Not that he doesn’t have a laugh when he’s on refereeing duty. He recalls the officials’ court session at the end of the last World Cup. Nigel Owens was the judge and Barnes, fittingly, was the prosecutor. He even donned his wig for the occasion (sadly he wouldn’t do the same for our photo shoot, saying it was too incongruous to wear it in the office – he had a point!), although he misplaced it on the way back to the hotel.
“I didn’t really know where it went but luckily one of the support staff found it outside Madame Tussauds,” he recalls.
“I think it was at the same time they were helping out another guy who thought Madame Tussauds was our hotel and that Kylie Minogue was waving at him!
“We’re all massive rugby fans and having a court session is part and parcel of the World Cup. Everyone forgets we’re a tight bunch as well; we’re our own little team. Craig Joubert, Nigel Owens and I were refereeing on the sevens circuit in 2002, so we’ve grown up with each other. We’re a good bunch of friends and have travelled the world together.”
Barnes is also quick to point out the strong relationships referees have with players and coaches. Take Schalk Brits: Barnes sin-binned him in May’s Premiership final – the hooker’s final game for Saracens – but at the end of the game they still shared a hug.
Then there’s the Champions Cup final. While Barnes and his assistants sat in their changing room reflecting on the game, there was a knock on the door from Racing 92 lock Donnacha Ryan, who came in to share a few beers, and Leinster prop Tadhg Furlong followed soon after with more beers.
“To have a winning and a losing player in our changing room speaks volumes about the game,” says Barnes. “There’s a nice relationship between all of us and we all work together – players, coaches and referees. We can talk about how the game is changing and advancing. It’s great to work with coaches and pick their brains and understand what they think.
“It’s not a straightforward game and that’s what I like about it. Coaches can look at the laws and look at a way of adapting their strategy around it to try to stay one step ahead.”
It’s this kind of interaction that Barnes believes should encourage more people to go into refereeing.
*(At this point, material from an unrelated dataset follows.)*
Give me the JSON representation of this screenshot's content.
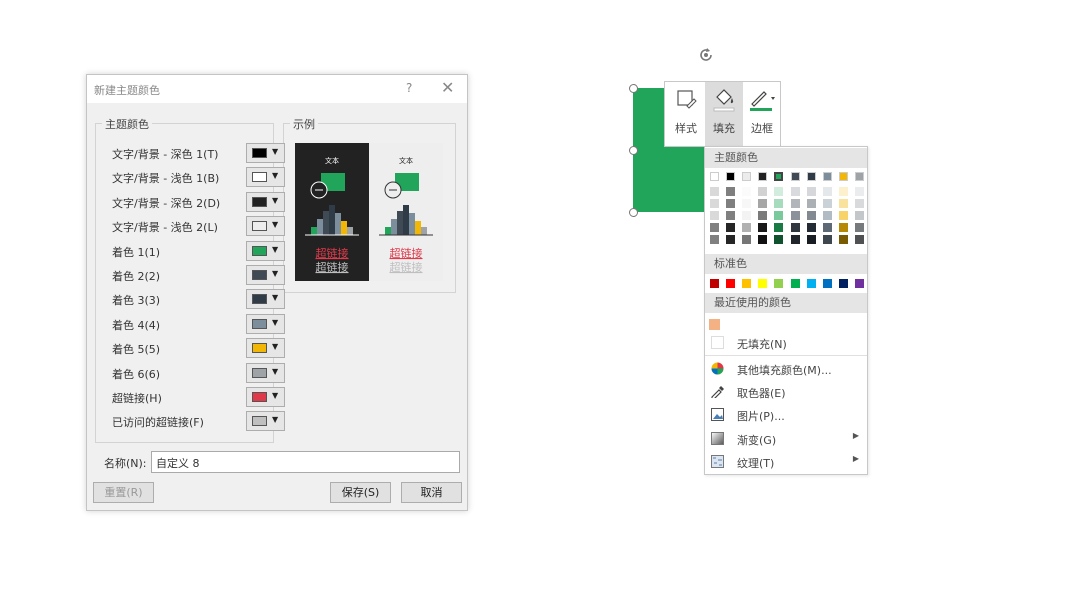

As well as meeting great people, he says there is a lot of fun to be had as a referee and highlights something Ed Morrison has often said to him: “The last laugh is had in the referee’s changing room.”
In terms of advice for those thinking of going down the referee route, he points to the fact he officiated more than 200 games in his first three seasons. Taking charge of that many games allows you to experience myriad situations and quandaries of the law book. After all, the more you do something the quicker you learn and the better you become.
As for making calls in a game, Barnes says: “Every time you make a decision do it with a clear mind. You don’t want to worry about your last decision. Also, make decisions on the facts in front of you, not ‘I upset this team last year’ or ‘This could cost the team the match’.”
It’s that cool-headed approach that has seen Barnes become arguably the world’s best referee. It’s hard to think of anyone who would have handled that incredible 100-minute game in Paris during the 2017 Six Nations better, calling on all his legal expertise, rugby and otherwise, to deal with France’s questionable actions around front-row replacements at the end of the game.
He may be entering the final stretch of his refereeing career – a decision he no doubt made with a clear mind – but there are still plenty of big occasions on the horizon, not least that World Cup in Japan. Then, as we enter 2020, the shirt and tie rather than the rugby kit will become his more common uniform.
This feature first appeared in Rugby world magazine in September.